London, Dec 1 (ANI): The European Commission has launched a probe into complaints by other search engines that Google had abused its dominant position.
The probe follows complaints by firms including price comparison site Foundem and legal search engine ejustice.fr, and the EC will examine whether it penalised competing services in its results.
Google has denied the allegations but said it would work with the Commission to "address any concerns" arising from claims it manipulates its search results.
"The European Commission has decided to open an antitrust investigation into allegations that Google has abused a dominant position in online search," the BBC quoted the body as saying in a statement.
"The action followed complaints by search service providers about unfavourable treatment of their services in Google's unpaid and sponsored search results coupled with an alleged preferential placement of Google's own services," it stated.
The European Commission's competition watchdog has quite a track record with tech companies. Microsoft and Intel both suffered blows and had to pay massive fines.
To determine the outcome the Commission will have to look closely at Google's all-important search algorithm, the rules that determine whether your company shows up high or low in Google's search results.
Google regularly tweaks this algorithm, and as it changes the ranking it can make or break companies, now to pin down the US search giant, the Commission will have to find fault, either in the algorithm itself, or in Google's e-mail trail.
The Commission's investigation does not imply any wrongdoing by Google.
"Since we started Google we have worked hard to do the right thing by our users and our industry," the firm said in a statement.

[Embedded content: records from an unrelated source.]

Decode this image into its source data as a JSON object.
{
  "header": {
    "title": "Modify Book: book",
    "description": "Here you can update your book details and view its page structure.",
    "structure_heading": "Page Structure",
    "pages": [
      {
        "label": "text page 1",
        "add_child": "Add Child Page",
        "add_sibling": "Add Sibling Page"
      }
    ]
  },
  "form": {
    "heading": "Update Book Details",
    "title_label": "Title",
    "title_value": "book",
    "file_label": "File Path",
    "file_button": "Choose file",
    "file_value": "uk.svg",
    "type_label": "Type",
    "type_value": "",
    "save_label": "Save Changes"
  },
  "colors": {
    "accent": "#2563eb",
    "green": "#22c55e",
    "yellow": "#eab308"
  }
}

"But there's always going to be room for improvement, and so we'll be working with the Commission to address any concerns," it stated. (ANI)